After removing the engine and mounting it on an engine stand, the next task was disassembly.  Some of the pistons were rusted to the cylinder walls.  Those had to be removed by drilling several holes in the piston heads and collapsing them toward the center (using a cold chisel, a hammer, and delicate brute force) to relieve pressure against the cylinders.

oldpistons

Once extracted, the rest of the teardown was fairly easy.  Note that it is important to catalog parts referenced to their original locations if the parts are to be reused in the rebuilt engine.  This is especially important when extracting the push rods and hydraulic lifters.   Throughout the restoration it is good practice to collect and store parts in plastic sandwich bags with locations written on the bags with a Sharpie permanent marker pen.  Use string tags to identify both sides of all electrical and hose connections.   Take photos of large or complex assemblies before taking them apart to aid putting them back together.

block

After some internet research and phone calls, we stumbled upon a small racing shop that could re-bore the stripped engine block.  A machine shop referred us to Nabors Automotive (770-982-9821, TimNabors@bellsouth.net) in Snellville, GA, which  turned out to be an auspicious accident.  Owner Tim Nabors is experienced, highly knowledgeable, informative, and  helpful.  The work was high quality and not too expensive. Tim’s advice was priceless.  They vatted the block and crankshaft, re-bored the block to .030 over, and inspected the crank and cam (both reusable).  We ordered new pistons, rings, and bearings from Summit Racing and Nabors checked the pistons for fit and installed the new cam bearings.   He recommended tapping out the oil plug holes in the block and inserting hex screw plugs.  That’s safer than using the aluminum cap-type push-in plugs, which can potentially be installed crooked and leak.

Stay tuned, there’s more to cover to bring this current.  Cheers!

In July we acquired a 66 T-bird from a farmer in SC.  It had been sitting in one of his fields for 17 years.  The body was in surprisingly good condition,  the motor we assumed would need overhaul.  Here are pictures from July, before work was started on the car.
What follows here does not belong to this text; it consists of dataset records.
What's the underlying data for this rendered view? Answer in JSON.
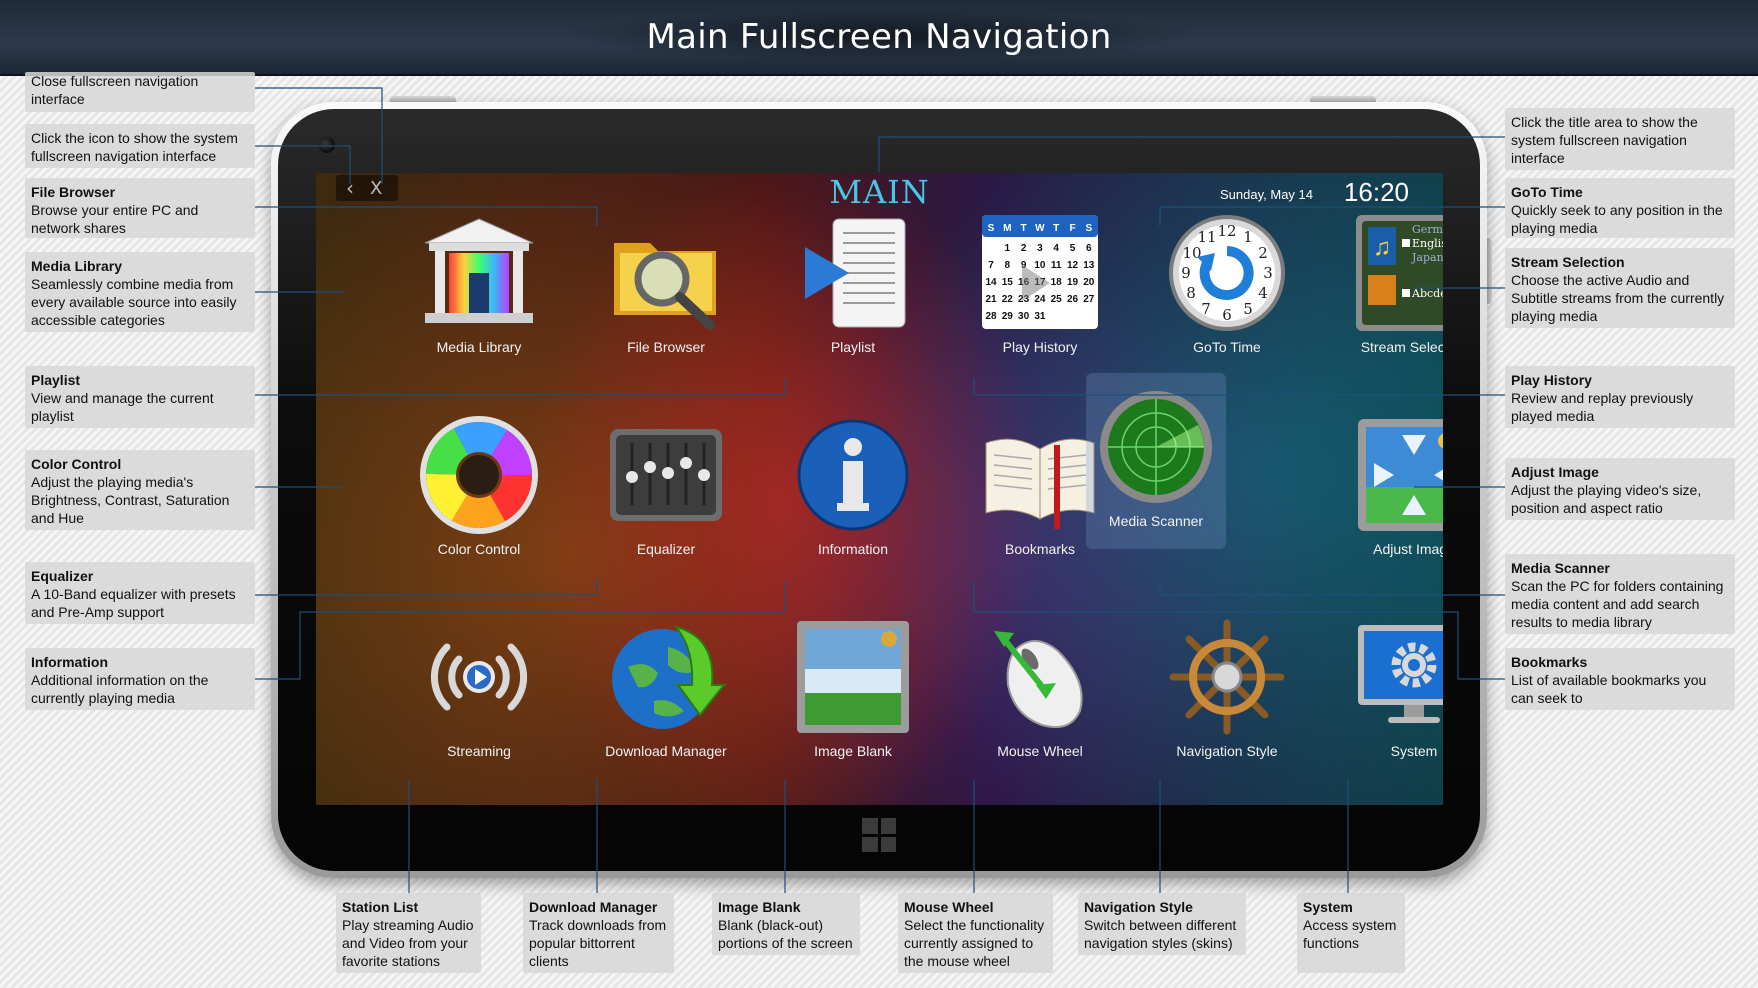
{
  "header": {
    "title": "Main Fullscreen Navigation"
  },
  "screen": {
    "title": "MAIN",
    "back_symbol": "‹",
    "close_symbol": "X",
    "date": "Sunday, May 14",
    "time": "16:20",
    "accent_color": "#48c6e6",
    "tiles": [
      {
        "label": "Media Library",
        "icon": "media-library-icon"
      },
      {
        "label": "File Browser",
        "icon": "file-browser-icon"
      },
      {
        "label": "Playlist",
        "icon": "playlist-icon"
      },
      {
        "label": "Play History",
        "icon": "play-history-icon"
      },
      {
        "label": "GoTo Time",
        "icon": "goto-time-icon"
      },
      {
        "label": "Stream Selection",
        "icon": "stream-selection-icon"
      },
      {
        "label": "Color Control",
        "icon": "color-control-icon"
      },
      {
        "label": "Equalizer",
        "icon": "equalizer-icon"
      },
      {
        "label": "Information",
        "icon": "information-icon"
      },
      {
        "label": "Bookmarks",
        "icon": "bookmarks-icon"
      },
      {
        "label": "Media Scanner",
        "icon": "media-scanner-icon",
        "selected": true
      },
      {
        "label": "Adjust Image",
        "icon": "adjust-image-icon"
      },
      {
        "label": "Streaming",
        "icon": "streaming-icon"
      },
      {
        "label": "Download Manager",
        "icon": "download-manager-icon"
      },
      {
        "label": "Image Blank",
        "icon": "image-blank-icon"
      },
      {
        "label": "Mouse Wheel",
        "icon": "mouse-wheel-icon"
      },
      {
        "label": "Navigation Style",
        "icon": "navigation-style-icon"
      },
      {
        "label": "System",
        "icon": "system-icon"
      }
    ],
    "play_history_calendar": {
      "weekdays": [
        "S",
        "M",
        "T",
        "W",
        "T",
        "F",
        "S"
      ],
      "days": [
        "",
        "1",
        "2",
        "3",
        "4",
        "5",
        "6",
        "7",
        "8",
        "9",
        "10",
        "11",
        "12",
        "13",
        "14",
        "15",
        "16",
        "17",
        "18",
        "19",
        "20",
        "21",
        "22",
        "23",
        "24",
        "25",
        "26",
        "27",
        "28",
        "29",
        "30",
        "31"
      ]
    },
    "stream_languages": [
      "German",
      "English",
      "Japanese",
      "Abcdef"
    ]
  },
  "callouts": {
    "close": {
      "title": "",
      "text": "Close fullscreen navigation interface"
    },
    "icon": {
      "title": "",
      "text": "Click the icon to show the system fullscreen navigation interface"
    },
    "file_browser": {
      "title": "File Browser",
      "text": "Browse your entire PC and network shares"
    },
    "media_library": {
      "title": "Media Library",
      "text": "Seamlessly combine media from every available source into easily accessible categories"
    },
    "playlist": {
      "title": "Playlist",
      "text": "View and manage the current playlist"
    },
    "color_control": {
      "title": "Color Control",
      "text": "Adjust the playing media's Brightness, Contrast, Saturation and Hue"
    },
    "equalizer": {
      "title": "Equalizer",
      "text": "A 10-Band equalizer with presets and Pre-Amp support"
    },
    "information": {
      "title": "Information",
      "text": "Additional information on the currently playing media"
    },
    "title_area": {
      "title": "",
      "text": "Click the title area to show the system fullscreen navigation interface"
    },
    "goto_time": {
      "title": "GoTo Time",
      "text": "Quickly seek to any position in the playing media"
    },
    "stream_selection": {
      "title": "Stream Selection",
      "text": "Choose the active Audio and Subtitle streams from the currently playing media"
    },
    "play_history": {
      "title": "Play History",
      "text": "Review and replay previously played media"
    },
    "adjust_image": {
      "title": "Adjust Image",
      "text": "Adjust the playing video's size, position and aspect ratio"
    },
    "media_scanner": {
      "title": "Media Scanner",
      "text": "Scan the PC for folders containing media content and add search results to media library"
    },
    "bookmarks": {
      "title": "Bookmarks",
      "text": "List of available bookmarks you can seek to"
    },
    "station_list": {
      "title": "Station List",
      "text": "Play streaming Audio and Video from your favorite stations"
    },
    "download_manager": {
      "title": "Download Manager",
      "text": "Track downloads from popular bittorrent clients"
    },
    "image_blank": {
      "title": "Image Blank",
      "text": "Blank (black-out) portions of the screen"
    },
    "mouse_wheel": {
      "title": "Mouse Wheel",
      "text": "Select the functionality currently assigned to the mouse wheel"
    },
    "navigation_style": {
      "title": "Navigation Style",
      "text": "Switch between different navigation styles (skins)"
    },
    "system": {
      "title": "System",
      "text": "Access system functions"
    }
  }
}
Before

Subsequent posts will bring progress up-to-date.  Check back soon!